The 83-year-old, from south-west London, was fourth in a poll of ordinary party members - which guarantees him a seat on the body.
He said his heavy-handed treatment in Brighton had "woken people up" to Labour's "control freakery".
And the NEC result was "partially a result of that", he added.
The veteran peace campaigner said he would use the platform to speak out against Tony Blair's policy in Lebanon and Iraq and against nuclear weapons.
He also called on the prime minister to quit immediately and said Chancellor Gordon Brown was not the right man to replace him.
He told the BBC News website he hoped his election to the NEC, which will give him the opportunity to speak from the platform at this year's conference, would make an impact.
"If this Lebanon war is still going on in October - and there needs to be a ceasefire before that - we need to do something about that and stop the fighting.
"The second thing is we have to get our troops out of Iraq. We have to get the Americans out too but getting our troops out will encourage that.

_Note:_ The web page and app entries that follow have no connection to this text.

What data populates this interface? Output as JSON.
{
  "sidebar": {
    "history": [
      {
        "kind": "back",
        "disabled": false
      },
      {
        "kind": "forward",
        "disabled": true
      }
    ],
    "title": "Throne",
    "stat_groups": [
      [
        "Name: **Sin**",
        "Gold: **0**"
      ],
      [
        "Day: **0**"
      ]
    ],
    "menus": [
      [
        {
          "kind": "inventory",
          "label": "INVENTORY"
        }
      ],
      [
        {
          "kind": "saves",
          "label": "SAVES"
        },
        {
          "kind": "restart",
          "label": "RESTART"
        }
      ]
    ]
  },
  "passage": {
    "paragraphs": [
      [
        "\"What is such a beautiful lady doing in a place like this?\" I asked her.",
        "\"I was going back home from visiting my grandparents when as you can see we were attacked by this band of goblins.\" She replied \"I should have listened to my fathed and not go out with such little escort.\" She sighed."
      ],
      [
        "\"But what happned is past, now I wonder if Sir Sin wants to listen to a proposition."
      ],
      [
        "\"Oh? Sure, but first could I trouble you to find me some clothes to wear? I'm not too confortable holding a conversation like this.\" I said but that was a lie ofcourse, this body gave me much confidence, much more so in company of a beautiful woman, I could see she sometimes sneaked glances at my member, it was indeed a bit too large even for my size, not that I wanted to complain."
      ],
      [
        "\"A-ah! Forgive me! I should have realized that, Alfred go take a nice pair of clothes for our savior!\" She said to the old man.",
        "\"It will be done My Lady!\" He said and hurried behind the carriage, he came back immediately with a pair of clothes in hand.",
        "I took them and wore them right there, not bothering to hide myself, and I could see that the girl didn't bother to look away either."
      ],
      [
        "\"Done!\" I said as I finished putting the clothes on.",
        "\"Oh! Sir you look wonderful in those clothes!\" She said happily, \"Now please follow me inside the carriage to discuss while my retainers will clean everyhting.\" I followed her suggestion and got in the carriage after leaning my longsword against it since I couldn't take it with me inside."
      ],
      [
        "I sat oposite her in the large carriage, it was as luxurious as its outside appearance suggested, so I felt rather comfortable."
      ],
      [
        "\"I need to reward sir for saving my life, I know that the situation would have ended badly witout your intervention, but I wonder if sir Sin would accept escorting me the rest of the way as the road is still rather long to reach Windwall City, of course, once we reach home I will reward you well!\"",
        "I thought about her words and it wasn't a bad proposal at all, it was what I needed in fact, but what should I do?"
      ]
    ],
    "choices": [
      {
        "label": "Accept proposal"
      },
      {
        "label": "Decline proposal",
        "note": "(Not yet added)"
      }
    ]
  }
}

"I am also very much opposed to Britain having nuclear weapons and want to get discussion going on that."
He added: "I do think the NEC has to be more free than it has been to debate such things."

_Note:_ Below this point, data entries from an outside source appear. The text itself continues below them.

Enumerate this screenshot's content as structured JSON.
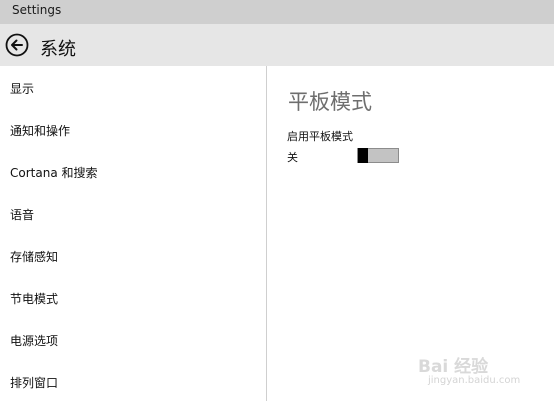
{
  "window": {
    "title": "Settings"
  },
  "header": {
    "title": "系统",
    "back_icon": "back-arrow-icon"
  },
  "sidebar": {
    "items": [
      {
        "label": "显示"
      },
      {
        "label": "通知和操作"
      },
      {
        "label": "Cortana 和搜索"
      },
      {
        "label": "语音"
      },
      {
        "label": "存储感知"
      },
      {
        "label": "节电模式"
      },
      {
        "label": "电源选项"
      },
      {
        "label": "排列窗口"
      }
    ]
  },
  "main": {
    "section_title": "平板模式",
    "setting_label": "启用平板模式",
    "toggle_state_text": "关",
    "toggle_on": false
  },
  "watermark": {
    "logo_text": "Bai 经验",
    "url": "jingyan.baidu.com"
  },
  "colors": {
    "titlebar": "#cfcfcf",
    "header": "#e6e6e6",
    "section_title": "#6e6e6e",
    "toggle_track": "#c3c3c3",
    "toggle_knob": "#000000"
  }
}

He said he wanted to boost democracy in the party and help give ordinary members more of a say in its policy-making.
He said he had been asked to run for the NEC, on behalf of the left-wing Grassroots Alliance, after being manhandled from the conference hall in Brighton for shouting "nonsense" during a speech by the then foreign secretary Jack Straw.
"It was an unpleasant experience but it has woken people up to the problem of control freakery in the party and I do think this vote is partially a result of that," he said.
Mr Wolfgang was detained by police under anti-terrorism laws as he tried to re-enter the conference centre - for which they later apologised.
Mr Blair also publicly said he was sorry for the "over-zealous" treatment of Mr Wolfgang, which overshadowed the final stages of the annual event.
The NEC is the Labour Party's ruling body and is made up of representatives from each section of the party - government, MPs, MEPs, councillors, trade unions and local parties.
Labour members are allowed to elect six people to the committee, which oversees the party's policy objectives and its day-to-day running.
Mr Wolfgang, a German-born Jew whose family was forced to flee the Nazis, once stood as a Labour candidate in a general election and is the vice-chair of Labour CND and vice-president of CND.